DR: Yeah. I remember doing an interview when I was 27 and a race hadn’t gone well and I was a bit frustrated and I was saying, I’m starting to get old, time’s slipping away. I don’t feel like that anymore. Watching the likes of Alonso do what he’s doing at his age, it’s like, if you want it, you’ll find a way to pull it off and perform. That’s why I know, if the heart’s there, I can get back to the front.
ESQ: How do you manage the pressure of being a Formula 1 driver?
DR: I think one thing I’ve got a lot better at over the years is reading, or rather, not reading. I’m not even talking about negative points of view. Even positive articles can make your head get too big or you can start thinking you’re too cool for school. It’s about making sure you have your priorities right. I have my small group of people or my family around me, who are going to tell me right from wrong and, if I’m not seeing it, keep it real. So, having the discipline not to read stuff has helped me have a clearer mind. And feel a bit more comfortable with myself.
ESQ: Does that extend to social media?
DR: Yeah, all that stuff. And look, it’s part of it and we’re always going to be doing interviews and media. I’m going to post things and some people will like it, maybe some don’t, but it’s fine. You kind of have to build that one-way system where you just can’t afford to get locked into or it becomes a rabbit hole. Keeping your mindset clear also involves having hobbies outside of racing. Having little trips that I’ll plan with friends through the year takes the load off. Doing things that a normal person would do. That helps keep me balanced through all this.

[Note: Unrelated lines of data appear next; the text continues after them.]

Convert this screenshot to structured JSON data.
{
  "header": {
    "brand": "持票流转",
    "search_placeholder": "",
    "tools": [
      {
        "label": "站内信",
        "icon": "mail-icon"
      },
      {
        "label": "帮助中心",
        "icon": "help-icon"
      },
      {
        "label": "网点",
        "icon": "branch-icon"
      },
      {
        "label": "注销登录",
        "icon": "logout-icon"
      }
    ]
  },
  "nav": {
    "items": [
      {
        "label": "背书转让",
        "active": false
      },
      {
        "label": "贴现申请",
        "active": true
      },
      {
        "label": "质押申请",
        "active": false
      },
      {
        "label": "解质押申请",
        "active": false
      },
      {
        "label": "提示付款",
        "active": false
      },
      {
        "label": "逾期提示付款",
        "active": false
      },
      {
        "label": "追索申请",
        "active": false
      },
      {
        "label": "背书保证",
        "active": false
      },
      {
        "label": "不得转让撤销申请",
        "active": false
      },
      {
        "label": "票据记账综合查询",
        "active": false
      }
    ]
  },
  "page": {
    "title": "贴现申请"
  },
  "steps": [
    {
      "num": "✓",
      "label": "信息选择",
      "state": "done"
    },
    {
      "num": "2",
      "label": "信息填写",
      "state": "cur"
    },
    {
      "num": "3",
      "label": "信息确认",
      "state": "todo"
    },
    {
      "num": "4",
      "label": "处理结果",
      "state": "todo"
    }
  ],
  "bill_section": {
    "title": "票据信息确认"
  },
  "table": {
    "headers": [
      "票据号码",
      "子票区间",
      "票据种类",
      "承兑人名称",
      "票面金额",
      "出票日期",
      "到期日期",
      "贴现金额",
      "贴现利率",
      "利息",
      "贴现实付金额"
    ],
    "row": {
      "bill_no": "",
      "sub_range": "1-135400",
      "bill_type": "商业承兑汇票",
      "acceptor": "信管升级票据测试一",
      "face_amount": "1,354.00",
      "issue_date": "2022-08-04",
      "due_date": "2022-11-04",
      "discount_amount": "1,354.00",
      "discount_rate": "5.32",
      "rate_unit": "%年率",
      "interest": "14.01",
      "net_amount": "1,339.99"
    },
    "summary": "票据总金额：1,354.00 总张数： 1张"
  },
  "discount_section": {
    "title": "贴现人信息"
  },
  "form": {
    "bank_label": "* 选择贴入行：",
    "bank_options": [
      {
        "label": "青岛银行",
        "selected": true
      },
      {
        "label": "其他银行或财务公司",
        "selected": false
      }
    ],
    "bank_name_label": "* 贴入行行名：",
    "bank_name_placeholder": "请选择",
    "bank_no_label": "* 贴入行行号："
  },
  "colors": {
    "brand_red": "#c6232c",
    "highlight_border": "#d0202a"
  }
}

ESQ: We were speaking to Mark Webber yesterday and he said he doesn’t miss driving, but misses the community. Can you relate to that?
DR: Yeah, not the actual process. It’s interesting. It’s hard at times when it’s not going well to find the enjoyment, because there are so many other externals and then when the driving part doesn’t go well, it’s like, Damn, that was a heavy weekend. I’m knackered and I don’t really have much to show for it. But it’s just part of the beast now.
ESQ: There’s a big crossover between watches and motor sports. Would you consider yourself a watch enthusiast?
DR: Yeah. My dad was always into them and he would make the crossover. He’s like, ‘Son, trust me. One day you’ll mature and you’ll understand why I love watches’. He’s like, ‘It’s in your blood. You love cars, you love the motor, the mechanics, you will find a love for watches as well’. Around 24 it just clicked and I was like, Oh, I get it. Obviously they’re a fashion piece, but I really appreciate the work behind them as well.
ESQ: You’ve built one of the most powerful personal brands of any Aussie athlete. What do you like about TAG Heuer and their watches?
DR: I think about the history of motorsport with TAG Heuer. It goes back to [Ayrton] Senna. He was a hero growing up and there’s a strong association there with TAG Heuer and Senna. Also one of the first watches I saw my dad wearing was a TAG Heuer, so it’s always been there. It’s genuine.
A version of this story featured in the inaugural Esquire Australia issue.